Rugby League player Dave Hadfield recounts that he was once transferred between clubs during the half-time interval, wearing shirts of both Oulton Rangers and Hemel Stags in one match. How his erstwhile team-mates treated him on the pitch after his radical switch of loyalties he does not record! Changes of loyalty, purpose and identity always provoke a reaction, not just in sport.
Essential to the Christian view of the spiritual life is just such a transition. The problem is that the word once routinely used to describe it has fallen into disrepute.
The dodgy word, is of course, “repent”! Formerly considered to be the standard stuff of the spiritual life, it has become the domain of swivel-eyed loons yelling at people in shopping centres.
The comic-actor Tamsin Greig performed a hilarious impromptu routine on the Graham Norton Show in which she talked about her atheist neighbour who dog-sits for her. The story goes that she gives her new dog a mad-name which her neighbour will be required to yell in the park in order to call it back to heel. The name of the new dog? Of course, it was “Repent!”
Is it possible to rehabilitate this most awkward word, and deploy it for good? Or is it irredeemably lost to us as a useful and helpful description of the transformation experienced on becoming a Christian, let alone a credible way of commending this change to others?
One of the issues is that the word is routinely misunderstood. Many people remember the monks in Monty Python and The Holy Grail beating themselves with wooden planks. Indeed, during the Great Plagues in England, there were flagellists who did just that.
Believing that the Black Death was an outpouring of the wrath of God, they sought to punish themselves in order to deflect this wrath from the populace. But this is a misunderstanding of what Jesus meant when he called people to “repent”.
What do Christians mean when they talk about “repentance”? When Dave Hadfield swapped rugby teams he first changed shirts – he publicly identified with the new team. More important, though, was the understanding that he would completely change his direction of play.
There is nothing self-flagellating about this transfer. After all, the Bible is insistent that entry to the Christian faith is entirely founded upon the grace of God and doesn’t require either self-denigrating acts of flagellation any more than self-enhancing acts of charity.
In fact, the picture is that the passion of Christ has completed any necessary flagellation for the whole of humanity.
Nevertheless, this free transfer has immediate and life-changing implications. That is, nothing less than a complete change in our goals, aims and direction of play. This essentially involves heartfelt changes in patterns of behaviour.

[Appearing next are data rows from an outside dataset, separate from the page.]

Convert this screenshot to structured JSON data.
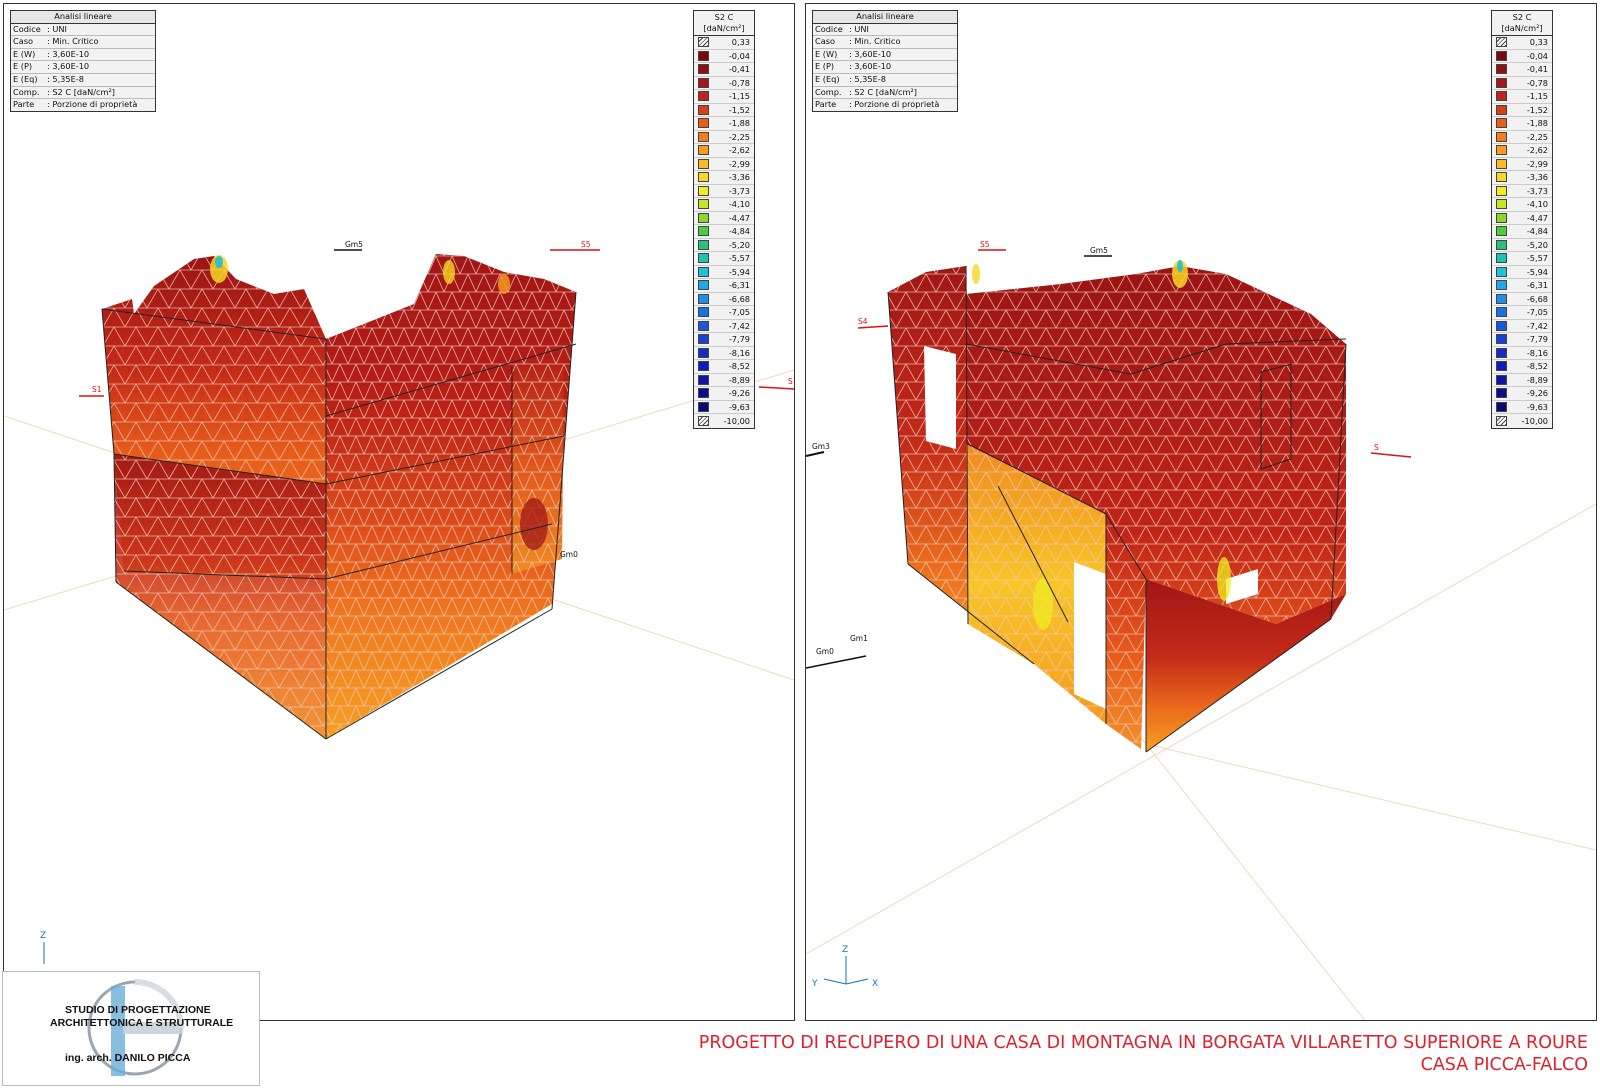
{
  "info_box": {
    "title": "Analisi lineare",
    "rows": [
      {
        "k": "Codice",
        "v": ": UNI"
      },
      {
        "k": "Caso",
        "v": ": Min. Critico"
      },
      {
        "k": "E (W)",
        "v": ": 3,60E-10"
      },
      {
        "k": "E (P)",
        "v": ": 3,60E-10"
      },
      {
        "k": "E (Eq)",
        "v": ": 5,35E-8"
      },
      {
        "k": "Comp.",
        "v": ": S2 C [daN/cm²]"
      },
      {
        "k": "Parte",
        "v": ": Porzione di proprietà"
      }
    ]
  },
  "legend": {
    "title": "S2 C",
    "unit": "[daN/cm²]",
    "entries": [
      {
        "value": "0,33",
        "color": "hatch"
      },
      {
        "value": "-0,04",
        "color": "#7a0a0a"
      },
      {
        "value": "-0,41",
        "color": "#8e1010"
      },
      {
        "value": "-0,78",
        "color": "#a61616"
      },
      {
        "value": "-1,15",
        "color": "#c02418"
      },
      {
        "value": "-1,52",
        "color": "#d8401a"
      },
      {
        "value": "-1,88",
        "color": "#ea5e1a"
      },
      {
        "value": "-2,25",
        "color": "#f47e1a"
      },
      {
        "value": "-2,62",
        "color": "#f99c1e"
      },
      {
        "value": "-2,99",
        "color": "#fbbb22"
      },
      {
        "value": "-3,36",
        "color": "#f8d624"
      },
      {
        "value": "-3,73",
        "color": "#eeee22"
      },
      {
        "value": "-4,10",
        "color": "#c6e620"
      },
      {
        "value": "-4,47",
        "color": "#8cd82a"
      },
      {
        "value": "-4,84",
        "color": "#4ccd3a"
      },
      {
        "value": "-5,20",
        "color": "#26c47a"
      },
      {
        "value": "-5,57",
        "color": "#1ec2b0"
      },
      {
        "value": "-5,94",
        "color": "#1ec0da"
      },
      {
        "value": "-6,31",
        "color": "#1eaaea"
      },
      {
        "value": "-6,68",
        "color": "#1c8ee8"
      },
      {
        "value": "-7,05",
        "color": "#1a72e2"
      },
      {
        "value": "-7,42",
        "color": "#1858dc"
      },
      {
        "value": "-7,79",
        "color": "#1640d6"
      },
      {
        "value": "-8,16",
        "color": "#122ccc"
      },
      {
        "value": "-8,52",
        "color": "#0e1cbc"
      },
      {
        "value": "-8,89",
        "color": "#0c14a6"
      },
      {
        "value": "-9,26",
        "color": "#0a0e8e"
      },
      {
        "value": "-9,63",
        "color": "#080a74"
      },
      {
        "value": "-10,00",
        "color": "hatch"
      }
    ]
  },
  "left_view": {
    "section_marks": [
      "S1",
      "S5",
      "S"
    ],
    "member_marks": [
      "Gm5",
      "Gm0"
    ],
    "axis": {
      "z": "Z"
    }
  },
  "right_view": {
    "section_marks": [
      "S5",
      "S4",
      "S"
    ],
    "member_marks": [
      "Gm5",
      "Gm3",
      "Gm0",
      "Gm1"
    ],
    "axis": {
      "z": "Z",
      "y": "Y",
      "x": "X"
    }
  },
  "logo": {
    "line1": "STUDIO DI PROGETTAZIONE",
    "line2": "ARCHITETTONICA E STRUTTURALE",
    "line3": "ing. arch. DANILO PICCA"
  },
  "caption": {
    "line1": "PROGETTO DI RECUPERO DI UNA CASA DI MONTAGNA IN BORGATA VILLARETTO SUPERIORE A ROURE",
    "line2": "CASA PICCA-FALCO"
  }
}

In the West today these typically involve a change to the way we relate to the big beasts of the human psyche, (money, sex and power): how we regard possessions, ourselves and others.

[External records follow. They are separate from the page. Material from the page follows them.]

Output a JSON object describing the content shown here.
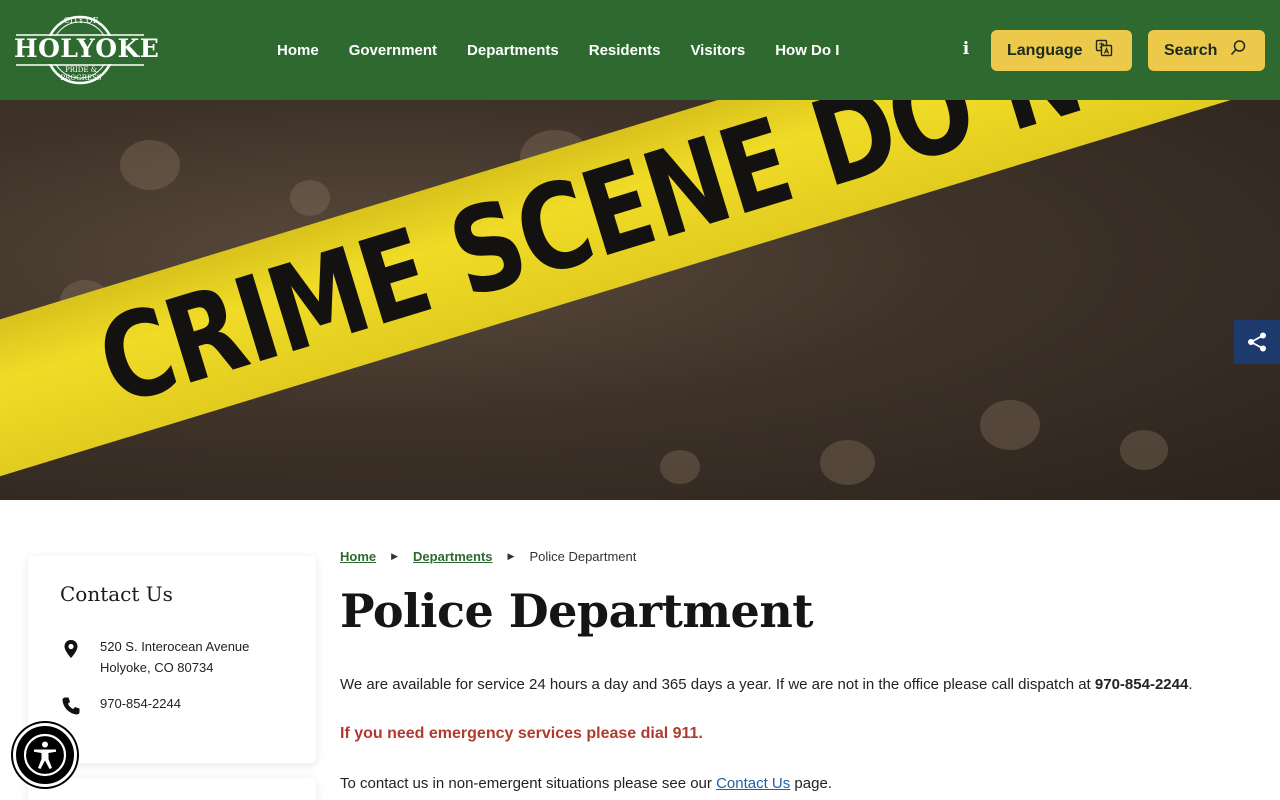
{
  "header": {
    "logo": {
      "top": "CITY OF",
      "name": "HOLYOKE",
      "tagline": "PRIDE & PROGRESS"
    },
    "nav": [
      "Home",
      "Government",
      "Departments",
      "Residents",
      "Visitors",
      "How Do I"
    ],
    "info_icon": "info-icon",
    "language_label": "Language",
    "search_label": "Search",
    "bg_color": "#2e6a2f",
    "button_color": "#ecc94b"
  },
  "hero": {
    "tape_text": "CRIME SCENE DO NOT CROSS",
    "share_icon": "share-icon"
  },
  "sidebar": {
    "title": "Contact Us",
    "address_line1": "520 S. Interocean Avenue",
    "address_line2": "Holyoke, CO 80734",
    "phone": "970-854-2244"
  },
  "breadcrumb": {
    "home": "Home",
    "departments": "Departments",
    "current": "Police Department"
  },
  "main": {
    "title": "Police Department",
    "para1_text": "We are available for service 24 hours a day and 365 days a year. If we are not in the office please call dispatch at ",
    "para1_phone": "970-854-2244",
    "para1_end": ".",
    "emergency": "If you need emergency services please dial 911.",
    "para3_text": "To contact us in non-emergent situations please see our ",
    "para3_link": "Contact Us",
    "para3_end": " page."
  }
}
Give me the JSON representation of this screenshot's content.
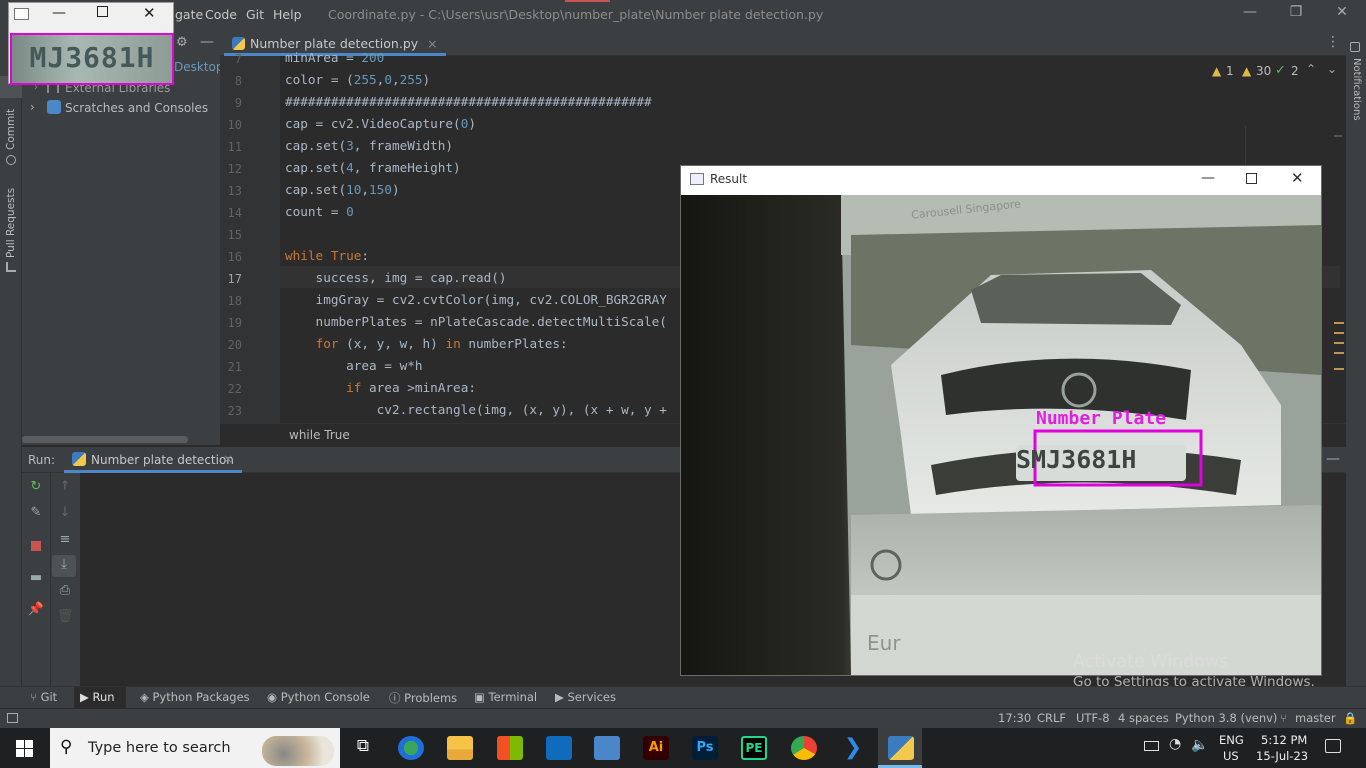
{
  "menu": [
    "gate",
    "Code",
    "Git",
    "Help"
  ],
  "window_title": "Coordinate.py - C:\\Users\\usr\\Desktop\\number_plate\\Number plate detection.py",
  "left_strip": {
    "commit": "Commit",
    "pull_requests": "Pull Requests"
  },
  "project_tree": {
    "path_fragment": "Desktop\\",
    "items": [
      "External Libraries",
      "Scratches and Consoles"
    ]
  },
  "editor": {
    "tab": "Number plate detection.py",
    "inspections": {
      "warnings": "1",
      "weak_warnings": "30",
      "typos": "2"
    },
    "lines": [
      {
        "n": "7",
        "text": "minArea = 200"
      },
      {
        "n": "8",
        "text": "color = (255,0,255)"
      },
      {
        "n": "9",
        "text": "################################################"
      },
      {
        "n": "10",
        "text": "cap = cv2.VideoCapture(0)"
      },
      {
        "n": "11",
        "text": "cap.set(3, frameWidth)"
      },
      {
        "n": "12",
        "text": "cap.set(4, frameHeight)"
      },
      {
        "n": "13",
        "text": "cap.set(10,150)"
      },
      {
        "n": "14",
        "text": "count = 0"
      },
      {
        "n": "15",
        "text": ""
      },
      {
        "n": "16",
        "text": "while True:"
      },
      {
        "n": "17",
        "text": "    success, img = cap.read()"
      },
      {
        "n": "18",
        "text": "    imgGray = cv2.cvtColor(img, cv2.COLOR_BGR2GRAY"
      },
      {
        "n": "19",
        "text": "    numberPlates = nPlateCascade.detectMultiScale("
      },
      {
        "n": "20",
        "text": "    for (x, y, w, h) in numberPlates:"
      },
      {
        "n": "21",
        "text": "        area = w*h"
      },
      {
        "n": "22",
        "text": "        if area >minArea:"
      },
      {
        "n": "23",
        "text": "            cv2.rectangle(img, (x, y), (x + w, y +"
      }
    ],
    "breadcrumb": "while True"
  },
  "run": {
    "label": "Run:",
    "tab": "Number plate detection"
  },
  "right_strip": {
    "notifications": "Notifications"
  },
  "preview_window": {
    "plate_text": "MJ3681H"
  },
  "result_window": {
    "title": "Result",
    "label": "Number Plate",
    "plate_text": "SMJ3681H",
    "sign_text": "Carousell Singapore",
    "bottom_text": "Eur"
  },
  "activate": {
    "line1": "Activate Windows",
    "line2": "Go to Settings to activate Windows."
  },
  "tool_windows": [
    "Git",
    "Run",
    "Python Packages",
    "Python Console",
    "Problems",
    "Terminal",
    "Services"
  ],
  "status_bar": {
    "position": "17:30",
    "line_sep": "CRLF",
    "encoding": "UTF-8",
    "indent": "4 spaces",
    "interpreter": "Python 3.8 (venv)",
    "branch": "master"
  },
  "taskbar": {
    "search_placeholder": "Type here to search",
    "language": "ENG",
    "region": "US",
    "time": "5:12 PM",
    "date": "15-Jul-23",
    "apps": [
      "task-view",
      "edge",
      "file-explorer",
      "store",
      "mail",
      "remote",
      "illustrator",
      "photoshop",
      "pycharm",
      "chrome",
      "vscode",
      "python"
    ]
  },
  "colors": {
    "accent": "#4a88c7",
    "plate_box": "#e000e0",
    "ide_bg": "#2b2b2b"
  }
}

Christians make no claim to being “good people”; rather, they are people who need forgiveness. In our sporting metaphor, we still make errors on the pitch, score dreadful own-goals, and give away penalties.
However, pursuing those things is no longer part of our identity, our purpose, or intention; rather we are deeply committed to a new direction of play.

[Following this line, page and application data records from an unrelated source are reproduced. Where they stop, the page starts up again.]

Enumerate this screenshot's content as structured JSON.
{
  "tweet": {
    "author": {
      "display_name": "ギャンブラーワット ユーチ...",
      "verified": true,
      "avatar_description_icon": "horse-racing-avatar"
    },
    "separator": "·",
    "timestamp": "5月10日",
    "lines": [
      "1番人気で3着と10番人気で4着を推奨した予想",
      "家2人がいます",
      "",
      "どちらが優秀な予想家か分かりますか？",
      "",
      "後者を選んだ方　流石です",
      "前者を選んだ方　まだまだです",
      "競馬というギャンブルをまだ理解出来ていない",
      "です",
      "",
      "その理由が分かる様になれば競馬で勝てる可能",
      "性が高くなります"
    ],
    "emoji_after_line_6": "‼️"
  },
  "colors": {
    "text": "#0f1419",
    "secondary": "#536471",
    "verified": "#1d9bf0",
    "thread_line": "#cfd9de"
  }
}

Properly understood, repentance is both required and life-giving. It is required because Jesus demands it. In fact, the very first words the New Testament records Jesus as preaching are “Repent for the Kingdom of God is near”.
Attempts to remove the notion of repentance from Christianity have been common throughout history. Some have thought that repentance is an affront to the idea that God saves us by his grace, not our efforts.
This is fraught with problems, not least that this free grace changes us radically.
Some have tried to merely add a religious veneer to their lives; but something deeper is required.
Faith in Jesus Christ is one side of the coin. The other is repentance, which means embracing this new identity, owning a new loyalty and heading back out onto the pitch, in new colours, ready to begin to play for a different team.
Repentance is the moment at which the love, grace, joy and transforming power of God flows into a person; and the business of making them more Christlike begins.
Repentance is not some self-flagellating ritual nor an optional-extra; it is the departure lounge for eternal life.
Don’t expect your former team-mates to welcome your change of loyalty, though. It can be rough out on the pitch.
Gavin Matthews, Solas Centre for Public Christianity, www.solas-cpc.org